The requirement for goods and services tax (“GST”) to be withheld at settlement by a purchaser of certain new residential premises and potential residential land was introduced on 1 July 2018 (“the GST Withholding Provisions”). The GST Withholding Provisions require purchasers of certain residential premises or potential residential land to withhold 1/11th (or 7% – 9% if the margin scheme applies) of the unadjusted GST inclusive contract price and pay it to the Australian Taxation Office (“ATO”) at settlement.
The GST Withholding Provisions are set out in subdivision 14-E of Schedule 1 of the Taxation Administration Act 1953 (Cth) as amended by Treasury Laws Amendment (2018 Measures No.1) Act 2018 (Cth) Schedule 5 and apply to all contracts entered into on or after 1 July 2018.
The transitional rules provide an exemption to the GST Withholding Provisions to contracts that were entered into before 1 July 2018. Under the transitional rules, GST withholding is not required for:
1. a sale contract that was executed before 1 July 2018; and
2. where any consideration for the supply (except for the deposit) is provided by 1 July 2020.
The transitional rules apply from 1 July 2018 to 30 June 2020 which means from 1 July 2020 the withholding requirements may now apply to Contracts entered into before 1 July 2018. Under the transitional arrangements, the vendor remits the GST to the ATO rather than the purchaser.
With the transitional rules end date approaching on 30 June 2020, developers and purchasers will need to ensure that the correct GST Withholding Provisions and transitional rules are applied.
What does the end of the transitional provisions mean for a Purchaser?
If the GST withholding requirements applies to a contract, the purchaser will need to ensure they withhold and remit 1/11th (or 7%-9% if the margin scheme applies) to the ATO at settlement.
If a purchaser fails to withhold and pay the required amount to the ATO, the purchaser may be liable of an administrative penalty equal to the amount of the GST payable unless the purchaser has reasonably relied on notification by the vendor.

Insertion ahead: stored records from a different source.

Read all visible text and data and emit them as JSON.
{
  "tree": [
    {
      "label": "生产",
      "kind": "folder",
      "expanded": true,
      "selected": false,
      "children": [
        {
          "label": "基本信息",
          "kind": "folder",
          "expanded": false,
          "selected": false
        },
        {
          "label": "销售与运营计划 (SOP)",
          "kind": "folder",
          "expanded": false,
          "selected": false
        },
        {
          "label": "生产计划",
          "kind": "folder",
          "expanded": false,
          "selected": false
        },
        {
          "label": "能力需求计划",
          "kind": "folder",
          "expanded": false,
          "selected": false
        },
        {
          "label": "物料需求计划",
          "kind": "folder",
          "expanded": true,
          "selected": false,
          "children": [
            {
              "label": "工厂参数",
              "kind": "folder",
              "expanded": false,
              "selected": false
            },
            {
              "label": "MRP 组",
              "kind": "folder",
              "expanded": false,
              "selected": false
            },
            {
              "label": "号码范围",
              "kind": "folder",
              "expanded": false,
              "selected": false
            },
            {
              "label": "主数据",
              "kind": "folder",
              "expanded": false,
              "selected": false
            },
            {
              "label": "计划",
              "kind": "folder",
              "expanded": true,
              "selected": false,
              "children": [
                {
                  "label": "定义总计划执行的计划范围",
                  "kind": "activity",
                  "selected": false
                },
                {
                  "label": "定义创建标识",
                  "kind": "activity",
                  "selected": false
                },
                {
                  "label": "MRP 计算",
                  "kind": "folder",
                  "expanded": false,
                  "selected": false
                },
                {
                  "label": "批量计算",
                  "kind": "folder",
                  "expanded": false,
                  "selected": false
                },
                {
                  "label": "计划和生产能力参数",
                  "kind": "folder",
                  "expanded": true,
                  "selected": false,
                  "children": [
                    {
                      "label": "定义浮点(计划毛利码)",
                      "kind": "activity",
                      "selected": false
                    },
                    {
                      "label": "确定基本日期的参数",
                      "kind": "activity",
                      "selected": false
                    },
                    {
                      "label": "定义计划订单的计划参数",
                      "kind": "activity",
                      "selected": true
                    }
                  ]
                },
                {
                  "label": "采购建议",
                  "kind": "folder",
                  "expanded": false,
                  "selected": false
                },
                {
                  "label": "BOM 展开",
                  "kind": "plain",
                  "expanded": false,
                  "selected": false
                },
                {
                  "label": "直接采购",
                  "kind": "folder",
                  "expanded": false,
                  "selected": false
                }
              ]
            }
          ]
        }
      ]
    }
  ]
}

The purchaser may also be liable for the general interest charge.
A purchaser should be cautious when relying on a notice from the vendor. For example a purchaser cannot be considered to have “reasonably” relied on a notification by the vendor if it is clear GST would have been payable. Therefore it is important to seek legal advice regarding whether a contract would be subject to the GST withholding provisions.
What does the end of the transitional provisions mean for a Vendor?
A Vendor of residential premises or potential residential land must provide written notice to a Purchaser in accordance with Section 14-250 of Schedule 1 of the Tax Administration Act 1953 (Cth) stating whether GST withholding is required before settlement. This applies to all residential land except for:
1. supply of commercial residential premises; or
2. supply of potential residential land where the Purchaser is registered for GST and acquires the land for a creditable purpose (see Section 14-255(2) of Tax Administration Act (Cth).
A failure of a Vendor to comply with the withholding provisions is a strict liability offence with a maximum penalty of 100 units for an individual and 500 penalty units for a corporation. There is also an administrative penalty with a maximum 100 penalty units.